Misconception can happen all the time and a recent study pointing out how cannabis may help protect people against COVID-19 has unfortunately been taken out of context.
A recent study published by a team of researchers from the Oregon State University suggested that cannabis had the magic formula to protect humans from COVID-19.
Considering that the pandemic has been a growing concern these days, some got the impression that smoking weed would help in everyone’s fight against the virus. Unfortunately, this was never stated in the study.
What was stated is that hemp plants do have compounds that can help battle COVID-19. Specifically, this refers to acids that become active cannabinoids only after heat is applied, preventing entry of the novel coronavirus that causes COVID-19 into isolated human cells.
Hence, if the proper amount of alleged cannabis-derived preparations is determined, this could help in the fight against the coronavirus. It was never stated that smoking weed was the answer, Forbes reported.
According to Richard van Breemen, a professor of medicinal chemistry at Oregon State and the study’s lead author in an interview with VICE, the researchers intended to investigate what natural products might help humans fight off the virus.
They found three compounds in hemp that had the ability to spike protein. These were cannabidiolic acid (CBD-A), cannabigerolic acid (CBG-A), and tetrahydrocannabinolic acid (THC-A).
Further, it was explained that these are compounds one should not ingest when eating an edible or smoking a joint. Acids are only transformed when heat is applied.
“What happens in a test tube does not always translate into what happens in animals or humans,” Dr. Patricia Frye, a physician and cannabis expert who practices integrative medicine and teaches at the University of Maryland School of Pharmacy, said.

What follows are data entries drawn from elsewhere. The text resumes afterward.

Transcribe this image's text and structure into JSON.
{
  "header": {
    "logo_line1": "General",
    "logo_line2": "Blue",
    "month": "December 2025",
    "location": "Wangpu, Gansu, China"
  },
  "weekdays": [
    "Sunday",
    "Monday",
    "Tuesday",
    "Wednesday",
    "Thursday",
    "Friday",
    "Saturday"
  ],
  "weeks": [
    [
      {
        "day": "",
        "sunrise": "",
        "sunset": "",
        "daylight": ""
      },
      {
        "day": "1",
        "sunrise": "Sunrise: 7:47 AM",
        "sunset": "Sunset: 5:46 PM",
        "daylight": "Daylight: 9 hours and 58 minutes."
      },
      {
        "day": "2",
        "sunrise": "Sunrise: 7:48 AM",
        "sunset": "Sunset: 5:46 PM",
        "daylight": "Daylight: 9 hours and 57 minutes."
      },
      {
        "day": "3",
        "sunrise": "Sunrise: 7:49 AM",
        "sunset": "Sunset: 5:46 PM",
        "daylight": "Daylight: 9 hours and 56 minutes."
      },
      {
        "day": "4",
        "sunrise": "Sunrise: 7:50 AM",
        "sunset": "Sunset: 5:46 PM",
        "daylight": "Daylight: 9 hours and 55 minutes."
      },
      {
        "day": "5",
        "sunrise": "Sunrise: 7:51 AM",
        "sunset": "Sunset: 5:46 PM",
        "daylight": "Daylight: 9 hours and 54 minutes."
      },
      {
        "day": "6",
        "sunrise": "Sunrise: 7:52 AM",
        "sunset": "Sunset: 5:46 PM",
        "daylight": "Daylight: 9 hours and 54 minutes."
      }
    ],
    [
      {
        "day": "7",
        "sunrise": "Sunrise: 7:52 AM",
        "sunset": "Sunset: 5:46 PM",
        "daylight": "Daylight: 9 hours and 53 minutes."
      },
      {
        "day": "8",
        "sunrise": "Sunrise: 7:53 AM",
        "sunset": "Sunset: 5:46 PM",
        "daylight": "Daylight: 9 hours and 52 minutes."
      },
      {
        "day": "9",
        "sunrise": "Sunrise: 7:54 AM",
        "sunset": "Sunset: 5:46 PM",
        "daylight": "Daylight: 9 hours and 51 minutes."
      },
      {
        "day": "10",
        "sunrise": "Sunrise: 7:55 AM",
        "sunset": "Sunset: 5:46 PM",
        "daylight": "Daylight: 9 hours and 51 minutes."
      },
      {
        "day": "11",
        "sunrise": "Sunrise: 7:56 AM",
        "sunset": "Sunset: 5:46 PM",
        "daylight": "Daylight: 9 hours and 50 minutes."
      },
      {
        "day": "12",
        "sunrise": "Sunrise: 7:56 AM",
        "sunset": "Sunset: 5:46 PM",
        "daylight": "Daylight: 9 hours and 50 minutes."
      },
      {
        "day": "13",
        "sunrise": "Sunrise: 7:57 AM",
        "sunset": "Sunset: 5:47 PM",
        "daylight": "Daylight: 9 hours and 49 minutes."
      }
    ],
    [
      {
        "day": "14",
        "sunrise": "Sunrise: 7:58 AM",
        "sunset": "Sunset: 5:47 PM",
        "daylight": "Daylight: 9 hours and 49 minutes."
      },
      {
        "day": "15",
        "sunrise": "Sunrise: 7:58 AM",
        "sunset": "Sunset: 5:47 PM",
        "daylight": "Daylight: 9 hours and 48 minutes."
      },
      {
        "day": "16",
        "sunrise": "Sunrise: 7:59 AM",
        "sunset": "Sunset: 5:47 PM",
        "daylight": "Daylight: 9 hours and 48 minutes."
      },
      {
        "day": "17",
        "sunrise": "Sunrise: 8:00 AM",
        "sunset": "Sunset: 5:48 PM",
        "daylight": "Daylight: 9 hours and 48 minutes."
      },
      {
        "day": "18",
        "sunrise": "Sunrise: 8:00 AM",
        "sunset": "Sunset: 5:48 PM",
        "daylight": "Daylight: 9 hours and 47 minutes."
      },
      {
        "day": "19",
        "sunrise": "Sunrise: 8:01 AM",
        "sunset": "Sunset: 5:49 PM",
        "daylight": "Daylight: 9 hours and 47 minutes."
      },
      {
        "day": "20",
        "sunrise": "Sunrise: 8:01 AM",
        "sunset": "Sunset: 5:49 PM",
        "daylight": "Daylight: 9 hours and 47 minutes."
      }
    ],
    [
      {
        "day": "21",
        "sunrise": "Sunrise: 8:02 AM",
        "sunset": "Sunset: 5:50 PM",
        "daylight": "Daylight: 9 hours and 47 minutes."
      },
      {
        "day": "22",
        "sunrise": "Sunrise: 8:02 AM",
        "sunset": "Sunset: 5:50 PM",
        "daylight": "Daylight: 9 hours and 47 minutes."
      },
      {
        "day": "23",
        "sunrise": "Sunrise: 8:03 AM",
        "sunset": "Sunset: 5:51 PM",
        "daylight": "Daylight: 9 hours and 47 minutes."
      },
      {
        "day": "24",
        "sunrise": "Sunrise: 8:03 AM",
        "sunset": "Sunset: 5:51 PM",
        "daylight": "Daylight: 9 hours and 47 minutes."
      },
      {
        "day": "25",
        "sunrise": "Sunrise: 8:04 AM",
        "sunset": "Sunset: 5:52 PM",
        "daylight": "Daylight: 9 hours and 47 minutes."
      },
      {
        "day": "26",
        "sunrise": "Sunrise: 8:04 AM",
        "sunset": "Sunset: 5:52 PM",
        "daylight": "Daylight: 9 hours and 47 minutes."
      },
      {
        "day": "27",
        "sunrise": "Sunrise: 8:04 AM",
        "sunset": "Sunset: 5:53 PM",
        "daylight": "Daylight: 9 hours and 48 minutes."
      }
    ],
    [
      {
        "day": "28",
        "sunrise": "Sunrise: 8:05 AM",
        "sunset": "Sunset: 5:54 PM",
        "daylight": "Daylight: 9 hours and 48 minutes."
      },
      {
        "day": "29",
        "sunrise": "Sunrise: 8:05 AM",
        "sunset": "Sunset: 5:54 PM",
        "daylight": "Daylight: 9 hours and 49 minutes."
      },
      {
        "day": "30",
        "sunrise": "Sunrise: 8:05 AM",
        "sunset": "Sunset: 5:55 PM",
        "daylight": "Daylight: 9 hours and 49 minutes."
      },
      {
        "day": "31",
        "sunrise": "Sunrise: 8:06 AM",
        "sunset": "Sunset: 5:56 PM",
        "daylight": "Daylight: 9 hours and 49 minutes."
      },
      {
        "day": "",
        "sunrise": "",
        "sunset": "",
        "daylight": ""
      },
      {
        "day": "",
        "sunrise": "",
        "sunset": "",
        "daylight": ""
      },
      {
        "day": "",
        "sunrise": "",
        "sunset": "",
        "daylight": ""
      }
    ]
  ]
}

“And given that there are now treatments for Covid infections in at-risk patients (monoclonal antibodies, anti-virals), I would not recommend using cannabis in lieu of available treatments if a person is at high risk of poor outcome,” Frye added.